_TASK BRIEF_.
In the listing that follows, find the lines with the string "data" and report how many there are, without commentary.

_SUPPLIED MATERIAL_.
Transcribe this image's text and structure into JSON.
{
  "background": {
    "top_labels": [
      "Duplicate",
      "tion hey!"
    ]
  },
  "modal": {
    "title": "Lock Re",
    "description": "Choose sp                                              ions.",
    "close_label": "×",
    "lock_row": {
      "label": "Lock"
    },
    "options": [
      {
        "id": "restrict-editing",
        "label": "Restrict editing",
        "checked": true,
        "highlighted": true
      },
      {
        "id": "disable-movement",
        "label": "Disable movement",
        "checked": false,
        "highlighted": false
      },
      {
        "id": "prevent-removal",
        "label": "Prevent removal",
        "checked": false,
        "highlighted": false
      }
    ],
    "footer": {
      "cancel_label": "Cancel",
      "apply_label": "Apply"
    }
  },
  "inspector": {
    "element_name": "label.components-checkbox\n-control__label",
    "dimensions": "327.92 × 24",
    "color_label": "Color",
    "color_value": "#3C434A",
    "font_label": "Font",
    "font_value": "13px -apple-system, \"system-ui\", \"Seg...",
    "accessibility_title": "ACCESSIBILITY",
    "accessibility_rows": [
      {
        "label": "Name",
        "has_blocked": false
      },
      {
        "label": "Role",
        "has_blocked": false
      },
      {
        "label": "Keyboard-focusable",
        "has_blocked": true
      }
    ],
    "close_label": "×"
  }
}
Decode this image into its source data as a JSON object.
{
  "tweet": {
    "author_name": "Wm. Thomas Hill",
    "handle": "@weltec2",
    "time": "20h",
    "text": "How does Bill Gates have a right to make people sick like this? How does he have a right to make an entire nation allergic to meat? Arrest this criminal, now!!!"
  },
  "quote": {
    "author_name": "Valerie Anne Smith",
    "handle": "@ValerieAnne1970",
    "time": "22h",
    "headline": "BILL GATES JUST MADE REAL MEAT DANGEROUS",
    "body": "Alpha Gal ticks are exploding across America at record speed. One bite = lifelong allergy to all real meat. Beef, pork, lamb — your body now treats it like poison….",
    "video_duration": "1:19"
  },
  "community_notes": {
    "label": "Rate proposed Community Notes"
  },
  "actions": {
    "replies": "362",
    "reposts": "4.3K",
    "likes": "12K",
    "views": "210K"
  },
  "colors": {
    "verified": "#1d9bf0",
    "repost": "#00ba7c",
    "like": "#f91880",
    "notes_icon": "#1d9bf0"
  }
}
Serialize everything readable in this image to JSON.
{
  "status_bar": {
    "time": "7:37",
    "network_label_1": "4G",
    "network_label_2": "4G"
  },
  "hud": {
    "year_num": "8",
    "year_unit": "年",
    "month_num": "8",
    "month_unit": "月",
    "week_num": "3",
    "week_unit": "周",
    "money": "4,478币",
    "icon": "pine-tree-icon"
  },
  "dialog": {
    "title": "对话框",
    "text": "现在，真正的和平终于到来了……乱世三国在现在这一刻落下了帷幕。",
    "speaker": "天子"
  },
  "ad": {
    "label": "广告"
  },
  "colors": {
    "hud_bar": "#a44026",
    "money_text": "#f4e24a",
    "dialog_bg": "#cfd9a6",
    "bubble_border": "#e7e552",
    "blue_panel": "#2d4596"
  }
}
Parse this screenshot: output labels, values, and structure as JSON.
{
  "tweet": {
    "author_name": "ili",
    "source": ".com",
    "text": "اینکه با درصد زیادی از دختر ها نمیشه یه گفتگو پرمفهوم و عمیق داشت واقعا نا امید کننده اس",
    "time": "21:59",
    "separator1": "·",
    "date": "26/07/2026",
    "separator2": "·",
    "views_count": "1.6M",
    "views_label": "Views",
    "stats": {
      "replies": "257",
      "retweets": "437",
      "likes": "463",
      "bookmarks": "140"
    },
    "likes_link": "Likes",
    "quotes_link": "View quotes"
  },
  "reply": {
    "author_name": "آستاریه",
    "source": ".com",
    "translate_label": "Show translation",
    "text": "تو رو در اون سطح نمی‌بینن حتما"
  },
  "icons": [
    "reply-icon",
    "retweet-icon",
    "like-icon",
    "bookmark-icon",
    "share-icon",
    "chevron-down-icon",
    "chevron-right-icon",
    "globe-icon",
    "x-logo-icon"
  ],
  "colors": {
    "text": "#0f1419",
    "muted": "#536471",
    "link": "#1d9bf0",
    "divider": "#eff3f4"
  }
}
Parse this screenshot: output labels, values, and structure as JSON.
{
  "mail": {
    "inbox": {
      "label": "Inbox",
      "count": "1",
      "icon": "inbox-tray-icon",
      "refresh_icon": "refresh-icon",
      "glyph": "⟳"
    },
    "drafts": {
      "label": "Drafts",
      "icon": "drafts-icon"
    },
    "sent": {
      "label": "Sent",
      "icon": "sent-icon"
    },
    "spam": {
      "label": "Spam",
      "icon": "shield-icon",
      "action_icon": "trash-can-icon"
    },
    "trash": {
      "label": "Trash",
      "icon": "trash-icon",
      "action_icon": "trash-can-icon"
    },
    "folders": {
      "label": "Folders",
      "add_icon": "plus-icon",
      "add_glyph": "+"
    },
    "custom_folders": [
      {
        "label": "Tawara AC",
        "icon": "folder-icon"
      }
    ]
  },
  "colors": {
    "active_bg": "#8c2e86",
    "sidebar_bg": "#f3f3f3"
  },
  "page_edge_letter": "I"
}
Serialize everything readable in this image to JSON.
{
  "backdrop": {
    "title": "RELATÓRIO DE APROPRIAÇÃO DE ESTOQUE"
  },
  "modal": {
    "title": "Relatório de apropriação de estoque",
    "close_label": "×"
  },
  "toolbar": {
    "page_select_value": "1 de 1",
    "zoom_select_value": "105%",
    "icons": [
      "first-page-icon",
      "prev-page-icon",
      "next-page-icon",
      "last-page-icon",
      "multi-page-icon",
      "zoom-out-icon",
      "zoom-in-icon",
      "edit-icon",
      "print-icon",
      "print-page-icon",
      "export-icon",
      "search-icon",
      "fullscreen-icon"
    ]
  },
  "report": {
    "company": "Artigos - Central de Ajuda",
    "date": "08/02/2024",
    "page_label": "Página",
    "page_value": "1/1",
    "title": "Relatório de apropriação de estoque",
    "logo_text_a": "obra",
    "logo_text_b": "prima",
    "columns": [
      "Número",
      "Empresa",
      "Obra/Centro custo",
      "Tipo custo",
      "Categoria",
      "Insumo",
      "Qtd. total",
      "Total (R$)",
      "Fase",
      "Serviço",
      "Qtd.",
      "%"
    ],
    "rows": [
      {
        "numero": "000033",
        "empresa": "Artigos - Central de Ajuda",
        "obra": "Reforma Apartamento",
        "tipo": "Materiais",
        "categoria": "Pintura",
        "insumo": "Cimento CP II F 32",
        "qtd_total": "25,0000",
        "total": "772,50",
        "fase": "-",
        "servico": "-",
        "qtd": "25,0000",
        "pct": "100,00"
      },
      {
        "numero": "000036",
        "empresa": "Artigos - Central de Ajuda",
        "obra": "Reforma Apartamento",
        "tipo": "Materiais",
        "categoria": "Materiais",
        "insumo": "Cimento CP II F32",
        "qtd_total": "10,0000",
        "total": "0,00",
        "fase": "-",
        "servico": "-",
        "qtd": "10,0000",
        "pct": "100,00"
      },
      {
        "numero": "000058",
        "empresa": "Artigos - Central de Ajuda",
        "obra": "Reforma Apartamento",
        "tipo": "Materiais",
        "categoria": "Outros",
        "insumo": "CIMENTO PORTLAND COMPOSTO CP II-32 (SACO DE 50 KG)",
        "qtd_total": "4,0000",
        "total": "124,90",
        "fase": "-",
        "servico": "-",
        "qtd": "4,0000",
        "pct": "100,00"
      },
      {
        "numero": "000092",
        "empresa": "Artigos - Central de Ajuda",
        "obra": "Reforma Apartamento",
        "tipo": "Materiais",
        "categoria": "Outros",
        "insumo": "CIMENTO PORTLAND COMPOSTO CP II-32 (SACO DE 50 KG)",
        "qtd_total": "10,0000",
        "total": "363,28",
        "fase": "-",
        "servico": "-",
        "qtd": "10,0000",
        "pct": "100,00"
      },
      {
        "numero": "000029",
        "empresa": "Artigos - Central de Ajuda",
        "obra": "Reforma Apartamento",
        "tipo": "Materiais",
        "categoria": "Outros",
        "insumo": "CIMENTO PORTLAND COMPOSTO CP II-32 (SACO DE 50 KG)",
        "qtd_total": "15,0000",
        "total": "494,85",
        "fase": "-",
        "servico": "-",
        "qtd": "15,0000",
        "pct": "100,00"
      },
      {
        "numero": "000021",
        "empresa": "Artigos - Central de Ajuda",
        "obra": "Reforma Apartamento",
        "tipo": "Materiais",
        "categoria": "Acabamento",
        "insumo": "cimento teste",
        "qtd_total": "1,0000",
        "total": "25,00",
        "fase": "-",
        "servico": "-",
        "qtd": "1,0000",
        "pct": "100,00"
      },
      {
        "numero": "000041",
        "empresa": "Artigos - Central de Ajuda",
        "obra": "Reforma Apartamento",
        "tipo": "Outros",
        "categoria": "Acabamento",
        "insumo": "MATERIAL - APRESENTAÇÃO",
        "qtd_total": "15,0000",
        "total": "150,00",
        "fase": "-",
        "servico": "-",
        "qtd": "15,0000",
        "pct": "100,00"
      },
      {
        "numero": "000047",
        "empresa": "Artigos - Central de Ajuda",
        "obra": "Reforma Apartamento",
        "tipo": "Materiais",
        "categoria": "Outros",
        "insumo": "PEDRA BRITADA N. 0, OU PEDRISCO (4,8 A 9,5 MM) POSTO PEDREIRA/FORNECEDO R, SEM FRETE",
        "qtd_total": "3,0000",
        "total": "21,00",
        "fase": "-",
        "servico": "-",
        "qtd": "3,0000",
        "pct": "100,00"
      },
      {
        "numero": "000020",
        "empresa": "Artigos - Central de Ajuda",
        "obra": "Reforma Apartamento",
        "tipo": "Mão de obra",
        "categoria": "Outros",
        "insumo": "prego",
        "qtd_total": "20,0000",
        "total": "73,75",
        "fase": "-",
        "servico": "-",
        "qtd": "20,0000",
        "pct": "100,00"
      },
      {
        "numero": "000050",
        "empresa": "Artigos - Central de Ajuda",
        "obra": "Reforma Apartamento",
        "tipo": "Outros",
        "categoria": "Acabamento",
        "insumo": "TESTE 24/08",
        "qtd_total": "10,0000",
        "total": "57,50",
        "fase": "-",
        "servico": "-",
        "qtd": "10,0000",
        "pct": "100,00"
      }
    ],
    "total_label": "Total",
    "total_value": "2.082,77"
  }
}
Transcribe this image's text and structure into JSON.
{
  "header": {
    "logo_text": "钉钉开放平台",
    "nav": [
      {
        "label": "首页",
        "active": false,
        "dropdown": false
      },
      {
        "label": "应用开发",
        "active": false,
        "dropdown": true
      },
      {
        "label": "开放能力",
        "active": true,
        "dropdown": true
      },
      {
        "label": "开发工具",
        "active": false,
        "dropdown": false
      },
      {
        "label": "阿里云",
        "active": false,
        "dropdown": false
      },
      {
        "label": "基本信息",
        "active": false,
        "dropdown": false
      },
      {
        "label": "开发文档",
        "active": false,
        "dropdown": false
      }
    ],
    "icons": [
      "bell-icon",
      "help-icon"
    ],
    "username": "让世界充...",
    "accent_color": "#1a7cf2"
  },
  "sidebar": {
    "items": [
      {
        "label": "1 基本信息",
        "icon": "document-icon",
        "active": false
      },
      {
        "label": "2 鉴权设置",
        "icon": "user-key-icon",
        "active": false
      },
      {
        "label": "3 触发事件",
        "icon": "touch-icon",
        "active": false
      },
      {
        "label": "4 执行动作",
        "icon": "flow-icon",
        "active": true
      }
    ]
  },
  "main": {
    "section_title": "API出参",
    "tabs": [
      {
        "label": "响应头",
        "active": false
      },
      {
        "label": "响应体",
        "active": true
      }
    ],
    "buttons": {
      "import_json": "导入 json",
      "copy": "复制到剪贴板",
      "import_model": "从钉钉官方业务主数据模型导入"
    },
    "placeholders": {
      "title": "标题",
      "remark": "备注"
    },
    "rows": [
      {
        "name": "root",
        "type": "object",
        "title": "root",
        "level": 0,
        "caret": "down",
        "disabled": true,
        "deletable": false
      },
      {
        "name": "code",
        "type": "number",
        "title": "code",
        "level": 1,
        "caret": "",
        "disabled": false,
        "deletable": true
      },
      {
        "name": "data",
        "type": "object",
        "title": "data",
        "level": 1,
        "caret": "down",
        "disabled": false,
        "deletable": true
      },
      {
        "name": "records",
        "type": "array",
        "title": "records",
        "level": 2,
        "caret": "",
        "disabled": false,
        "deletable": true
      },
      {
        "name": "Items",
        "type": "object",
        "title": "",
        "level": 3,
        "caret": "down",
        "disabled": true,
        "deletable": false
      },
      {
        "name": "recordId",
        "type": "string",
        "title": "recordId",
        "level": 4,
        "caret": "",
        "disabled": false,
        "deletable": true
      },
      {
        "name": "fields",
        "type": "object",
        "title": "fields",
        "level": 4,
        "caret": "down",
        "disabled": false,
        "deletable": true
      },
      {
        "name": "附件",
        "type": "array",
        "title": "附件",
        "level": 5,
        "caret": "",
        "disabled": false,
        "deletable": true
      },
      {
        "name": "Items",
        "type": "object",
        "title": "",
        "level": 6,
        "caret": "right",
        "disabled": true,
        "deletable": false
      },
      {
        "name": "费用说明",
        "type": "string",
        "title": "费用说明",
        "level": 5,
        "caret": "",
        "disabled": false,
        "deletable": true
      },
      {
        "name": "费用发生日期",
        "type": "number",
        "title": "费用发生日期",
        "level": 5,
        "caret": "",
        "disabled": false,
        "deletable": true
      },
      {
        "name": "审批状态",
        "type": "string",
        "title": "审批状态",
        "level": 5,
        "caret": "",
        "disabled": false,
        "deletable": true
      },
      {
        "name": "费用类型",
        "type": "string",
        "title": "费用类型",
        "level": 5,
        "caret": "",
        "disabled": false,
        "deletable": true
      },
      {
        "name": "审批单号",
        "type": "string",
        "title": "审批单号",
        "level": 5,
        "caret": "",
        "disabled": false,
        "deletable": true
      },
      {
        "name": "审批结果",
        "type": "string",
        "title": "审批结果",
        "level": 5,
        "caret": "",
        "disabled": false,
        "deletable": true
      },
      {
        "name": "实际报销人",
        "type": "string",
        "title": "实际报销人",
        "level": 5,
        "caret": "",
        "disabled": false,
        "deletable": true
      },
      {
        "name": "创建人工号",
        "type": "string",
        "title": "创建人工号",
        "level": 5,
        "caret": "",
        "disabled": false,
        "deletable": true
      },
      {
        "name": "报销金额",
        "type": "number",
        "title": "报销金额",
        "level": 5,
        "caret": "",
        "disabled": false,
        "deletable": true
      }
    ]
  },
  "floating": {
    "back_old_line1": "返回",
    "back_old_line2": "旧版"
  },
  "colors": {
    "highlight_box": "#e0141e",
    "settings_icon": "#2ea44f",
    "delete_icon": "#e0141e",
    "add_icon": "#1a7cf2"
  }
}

_RESPONSE AREA_.
3